Could you return the data that follows exactly, minus the images?

#### Recorded data ####

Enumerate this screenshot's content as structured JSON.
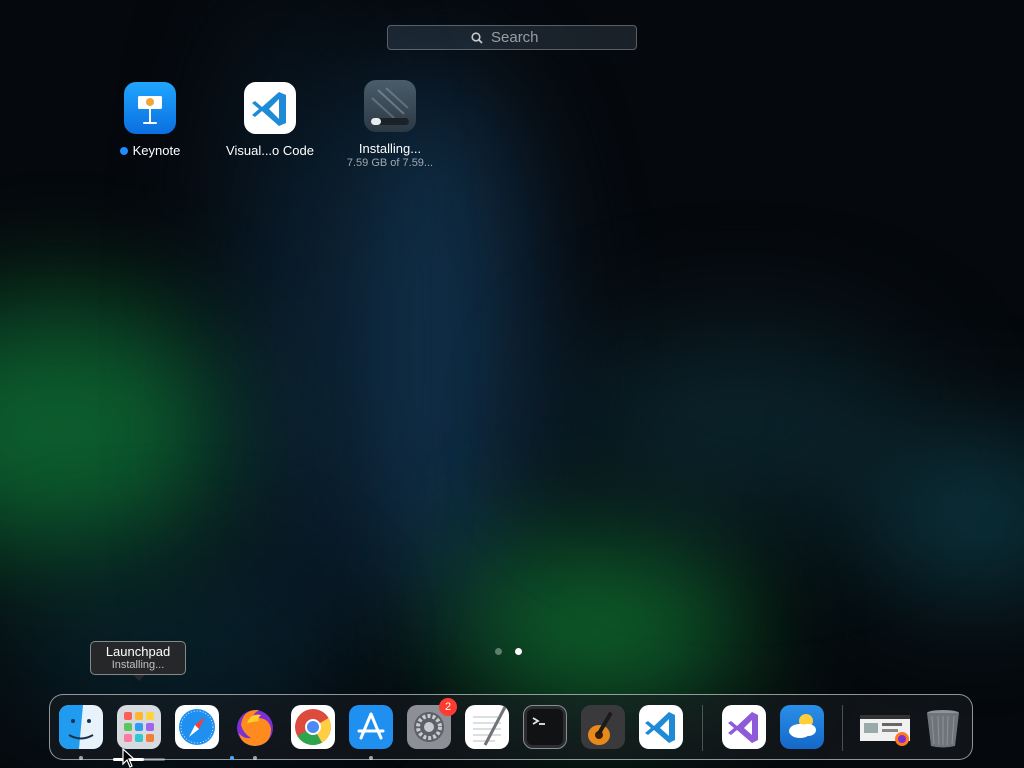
{
  "search": {
    "placeholder": "Search"
  },
  "apps": [
    {
      "label": "Keynote",
      "new_indicator": true
    },
    {
      "label": "Visual...o Code"
    },
    {
      "label": "Installing...",
      "sublabel": "7.59 GB of 7.59...",
      "progress": 0.25
    }
  ],
  "page_indicator": {
    "pages": 2,
    "current": 2
  },
  "tooltip": {
    "title": "Launchpad",
    "subtitle": "Installing..."
  },
  "dock": {
    "items": [
      {
        "name": "Finder",
        "icon": "finder-icon",
        "running": true
      },
      {
        "name": "Launchpad",
        "icon": "launchpad-icon",
        "running": false,
        "progress": 0.6
      },
      {
        "name": "Safari",
        "icon": "safari-icon",
        "running": false
      },
      {
        "name": "Firefox",
        "icon": "firefox-icon",
        "running": true
      },
      {
        "name": "Google Chrome",
        "icon": "chrome-icon",
        "running": true
      },
      {
        "name": "App Store",
        "icon": "app-store-icon",
        "running": true
      },
      {
        "name": "System Settings",
        "icon": "settings-icon",
        "running": false,
        "badge": "2"
      },
      {
        "name": "TextEdit",
        "icon": "textedit-icon",
        "running": false
      },
      {
        "name": "Terminal",
        "icon": "terminal-icon",
        "running": false
      },
      {
        "name": "GarageBand",
        "icon": "garageband-icon",
        "running": false
      },
      {
        "name": "Visual Studio Code",
        "icon": "vscode-icon",
        "running": false
      },
      {
        "name": "Visual Studio",
        "icon": "visual-studio-icon",
        "running": false
      },
      {
        "name": "Weather",
        "icon": "weather-icon",
        "running": false
      },
      {
        "name": "Downloads stack",
        "icon": "folder-stack-icon",
        "running": false
      },
      {
        "name": "Trash",
        "icon": "trash-icon",
        "running": false
      }
    ]
  },
  "colors": {
    "accent": "#1e8bff",
    "badge": "#ff3b30"
  }
}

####

** Response to the exercise **
Enumerate this screenshot's content as structured JSON.
{
  "search": {
    "placeholder": "Search"
  },
  "apps": [
    {
      "label": "Keynote",
      "new_indicator": true
    },
    {
      "label": "Visual...o Code"
    },
    {
      "label": "Installing...",
      "sublabel": "7.59 GB of 7.59...",
      "progress": 0.25
    }
  ],
  "page_indicator": {
    "pages": 2,
    "current": 2
  },
  "tooltip": {
    "title": "Launchpad",
    "subtitle": "Installing..."
  },
  "dock": {
    "items": [
      {
        "name": "Finder",
        "icon": "finder-icon",
        "running": true
      },
      {
        "name": "Launchpad",
        "icon": "launchpad-icon",
        "running": false,
        "progress": 0.6
      },
      {
        "name": "Safari",
        "icon": "safari-icon",
        "running": false
      },
      {
        "name": "Firefox",
        "icon": "firefox-icon",
        "running": true
      },
      {
        "name": "Google Chrome",
        "icon": "chrome-icon",
        "running": true
      },
      {
        "name": "App Store",
        "icon": "app-store-icon",
        "running": true
      },
      {
        "name": "System Settings",
        "icon": "settings-icon",
        "running": false,
        "badge": "2"
      },
      {
        "name": "TextEdit",
        "icon": "textedit-icon",
        "running": false
      },
      {
        "name": "Terminal",
        "icon": "terminal-icon",
        "running": false
      },
      {
        "name": "GarageBand",
        "icon": "garageband-icon",
        "running": false
      },
      {
        "name": "Visual Studio Code",
        "icon": "vscode-icon",
        "running": false
      },
      {
        "name": "Visual Studio",
        "icon": "visual-studio-icon",
        "running": false
      },
      {
        "name": "Weather",
        "icon": "weather-icon",
        "running": false
      },
      {
        "name": "Downloads stack",
        "icon": "folder-stack-icon",
        "running": false
      },
      {
        "name": "Trash",
        "icon": "trash-icon",
        "running": false
      }
    ]
  },
  "colors": {
    "accent": "#1e8bff",
    "badge": "#ff3b30"
  }
}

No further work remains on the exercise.